Strauss rose from the Texas Plains to become an influential Washington insider, leading the Democratic Party and hopscotching among White House posts when not making millions as a lobbyist and deal maker.
When President Carter ordered White House personnel to fly coach, reporters asked Mr. Strauss if he would still fly first-class. “Yes,” he said, “unless there is something better.”
Others joked about Mr. Strauss’s cultivation of the role of “insider’s insider.” Jim Wright, the former House speaker and a fellow Texan, said of him, “It’s an honor to have with us a close friend of the next president of the United States — whoever the hell he may be.”
He was indeed a "close friend" of President Carter's:
Five months later he resigned to become chairman of Mr. Carter’s 1980 re-election campaign.
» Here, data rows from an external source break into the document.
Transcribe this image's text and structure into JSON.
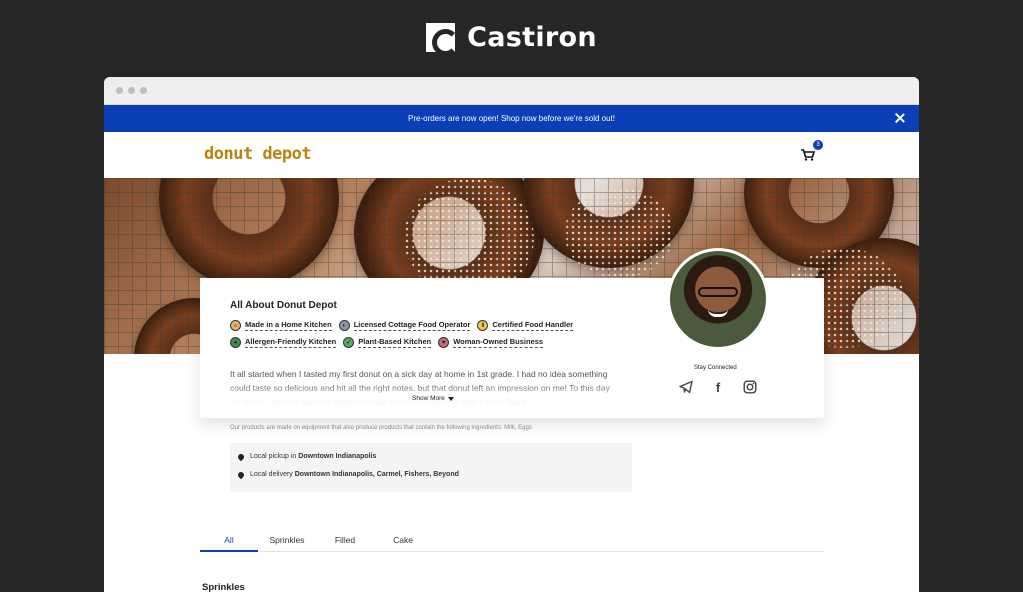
{
  "brand": {
    "name": "Castiron",
    "logo_icon": "castiron-logo-icon"
  },
  "announcement": {
    "text": "Pre-orders are now open! Shop now before we're sold out!",
    "close_icon": "close-icon"
  },
  "store": {
    "logo_text": "donut depot",
    "cart_icon": "cart-icon",
    "cart_count": "3"
  },
  "profile": {
    "title": "All About Donut Depot",
    "tags": [
      {
        "label": "Made in a Home Kitchen",
        "icon": "home-icon",
        "color": "#e9b15f"
      },
      {
        "label": "Licensed Cottage Food Operator",
        "icon": "badge-icon",
        "color": "#8a95a8"
      },
      {
        "label": "Certified Food Handler",
        "icon": "utensils-icon",
        "color": "#f2c94c"
      },
      {
        "label": "Allergen-Friendly Kitchen",
        "icon": "allergen-icon",
        "color": "#3e8f4e"
      },
      {
        "label": "Plant-Based Kitchen",
        "icon": "leaf-icon",
        "color": "#56ab5e"
      },
      {
        "label": "Woman-Owned Business",
        "icon": "heart-icon",
        "color": "#c0707a"
      }
    ],
    "about": "It all started when I tasted my first donut on a sick day at home in 1st grade. I had no idea something could taste so delicious and hit all the right notes, but that donut left an impression on me! To this day it's still my favorite flavor of donut to make and my customers love it too! I bake",
    "show_more": "Show More",
    "stay_connected": "Stay Connected",
    "socials": [
      "telegram-icon",
      "facebook-icon",
      "instagram-icon"
    ],
    "allergen_note": "Our products are made on equipment that also produce products that contain the following ingredients: Milk, Eggs",
    "pickup": {
      "prefix": "Local pickup in ",
      "place": "Downtown Indianapolis"
    },
    "delivery": {
      "prefix": "Local delivery ",
      "places": "Downtown Indianapolis, Carmel, Fishers, Beyond"
    }
  },
  "tabs": [
    "All",
    "Sprinkles",
    "Filled",
    "Cake"
  ],
  "active_tab": "All",
  "section_heading": "Sprinkles"
}
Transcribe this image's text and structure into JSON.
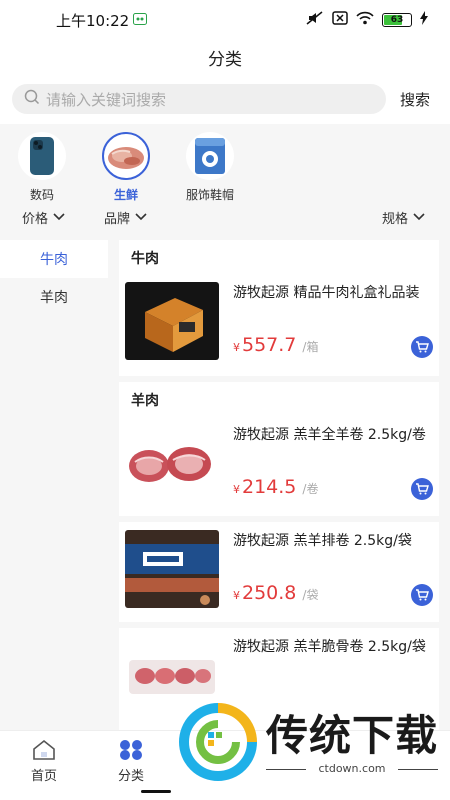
{
  "status_bar": {
    "time": "上午10:22",
    "battery": "63"
  },
  "header": {
    "title": "分类"
  },
  "search": {
    "placeholder": "请输入关键词搜索",
    "button_label": "搜索"
  },
  "categories": [
    {
      "label": "数码",
      "icon": "phone-icon",
      "active": false
    },
    {
      "label": "生鲜",
      "icon": "meat-icon",
      "active": true
    },
    {
      "label": "服饰鞋帽",
      "icon": "box-icon",
      "active": false
    }
  ],
  "filters": {
    "price": "价格",
    "brand": "品牌",
    "spec": "规格"
  },
  "sidebar": {
    "items": [
      {
        "label": "牛肉",
        "active": true
      },
      {
        "label": "羊肉",
        "active": false
      }
    ]
  },
  "sections": [
    {
      "title": "牛肉",
      "products": [
        {
          "name": "游牧起源 精品牛肉礼盒礼品装",
          "price": "557.7",
          "unit": "/箱"
        }
      ]
    },
    {
      "title": "羊肉",
      "products": [
        {
          "name": "游牧起源 羔羊全羊卷 2.5kg/卷",
          "price": "214.5",
          "unit": "/卷"
        },
        {
          "name": "游牧起源 羔羊排卷 2.5kg/袋",
          "price": "250.8",
          "unit": "/袋"
        },
        {
          "name": "游牧起源 羔羊脆骨卷 2.5kg/袋",
          "price": "",
          "unit": ""
        }
      ]
    }
  ],
  "currency_symbol": "¥",
  "tabbar": {
    "items": [
      {
        "label": "首页"
      },
      {
        "label": "分类"
      }
    ]
  },
  "watermark": {
    "text": "传统下载",
    "url": "ctdown.com"
  },
  "colors": {
    "accent": "#3b62d8",
    "price": "#e23b3b",
    "background": "#f6f6f6"
  }
}
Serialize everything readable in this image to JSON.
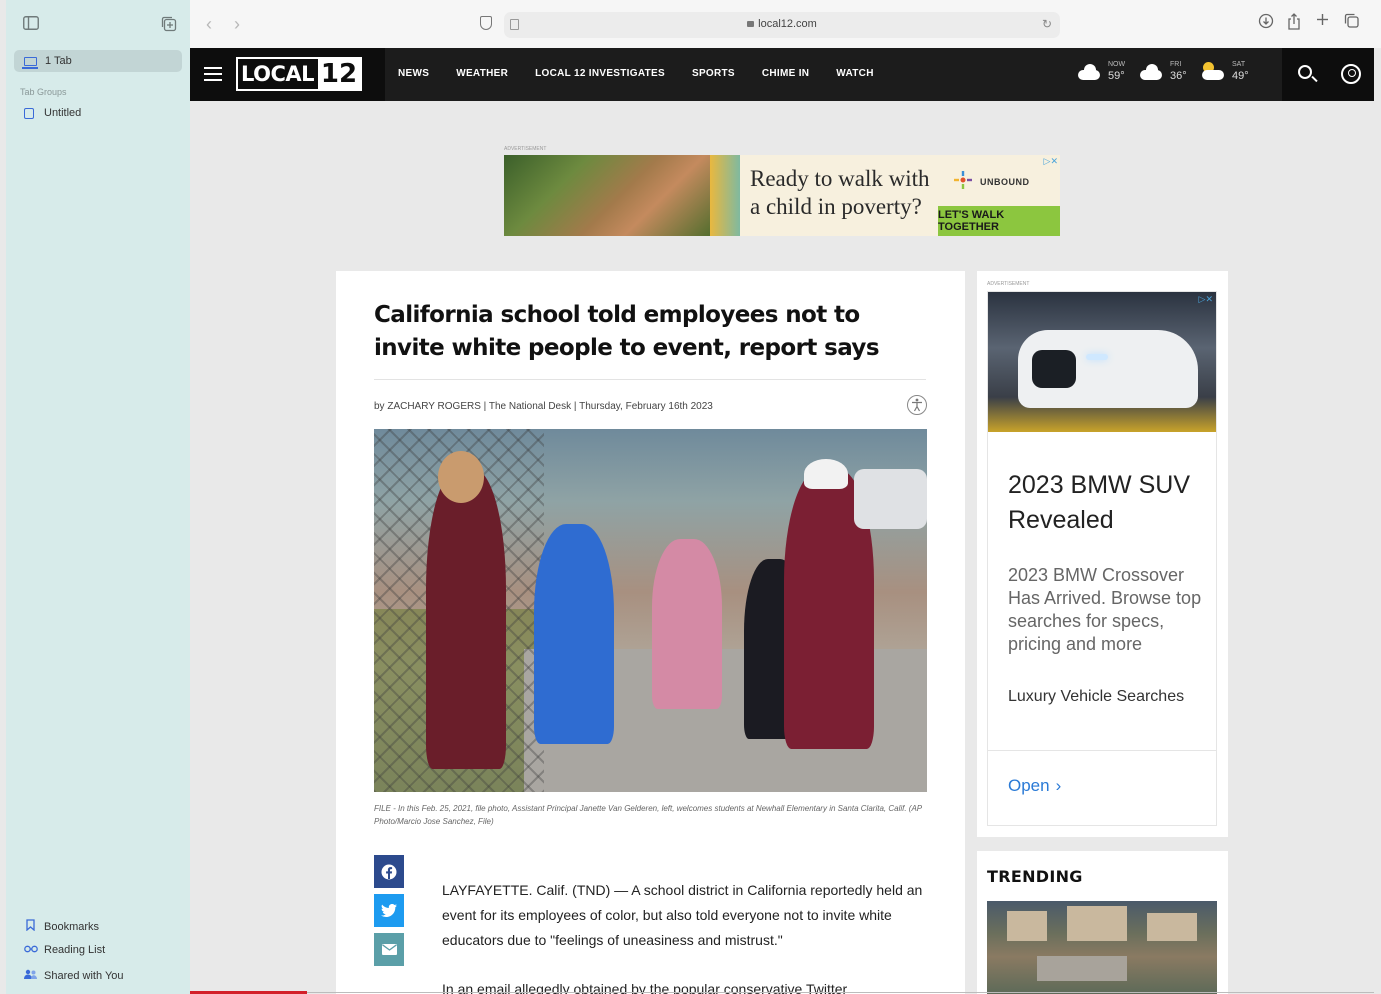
{
  "sidebar": {
    "tab_count_label": "1 Tab",
    "tab_groups_label": "Tab Groups",
    "group_name": "Untitled",
    "bottom": [
      {
        "label": "Bookmarks",
        "icon": "bookmark-icon"
      },
      {
        "label": "Reading List",
        "icon": "reading-list-icon"
      },
      {
        "label": "Shared with You",
        "icon": "shared-with-you-icon"
      }
    ]
  },
  "browser": {
    "url": "local12.com"
  },
  "site": {
    "logo_text": "LOCAL",
    "logo_number": "12",
    "nav": [
      "NEWS",
      "WEATHER",
      "LOCAL 12 INVESTIGATES",
      "SPORTS",
      "CHIME IN",
      "WATCH"
    ],
    "weather": [
      {
        "label": "NOW",
        "temp": "59°",
        "icon": "cloud-icon"
      },
      {
        "label": "FRI",
        "temp": "36°",
        "icon": "snow-cloud-icon"
      },
      {
        "label": "SAT",
        "temp": "49°",
        "icon": "partly-sunny-icon"
      }
    ]
  },
  "top_ad": {
    "label": "ADVERTISEMENT",
    "headline_1": "Ready to walk with",
    "headline_2": "a child in poverty?",
    "brand": "UNBOUND",
    "cta": "LET'S WALK TOGETHER",
    "adchoices": "▷✕"
  },
  "article": {
    "title": "California school told employees not to invite white people to event, report says",
    "byline": "by ZACHARY ROGERS | The National Desk   |   Thursday, February 16th 2023",
    "caption": "FILE - In this Feb. 25, 2021, file photo, Assistant Principal Janette Van Gelderen, left, welcomes students at Newhall Elementary in Santa Clarita, Calif. (AP Photo/Marcio Jose Sanchez, File)",
    "paragraph_1": "LAYFAYETTE. Calif. (TND) — A school district in California reportedly held an event for its employees of color, but also told everyone not to invite white educators due to \"feelings of uneasiness and mistrust.\"",
    "paragraph_2": "In an email allegedly obtained by the popular conservative Twitter"
  },
  "rail_ad": {
    "label": "ADVERTISEMENT",
    "adchoices": "▷✕",
    "title": "2023 BMW SUV Revealed",
    "description": "2023 BMW Crossover Has Arrived. Browse top searches for specs, pricing and more",
    "sponsor": "Luxury Vehicle Searches",
    "cta": "Open",
    "cta_chevron": "›"
  },
  "trending": {
    "heading": "TRENDING"
  }
}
After Mr. Carter lost to Reagan, Mr. Strauss slipped into the role of unofficial adviser to the new president and a lunchtime companion of Mrs. Reagan’s.
“Bob Strauss is a very loyal friend,” Mr. Carter remarked. “He waited a whole week after the election before he had dinner with Ronald Reagan.”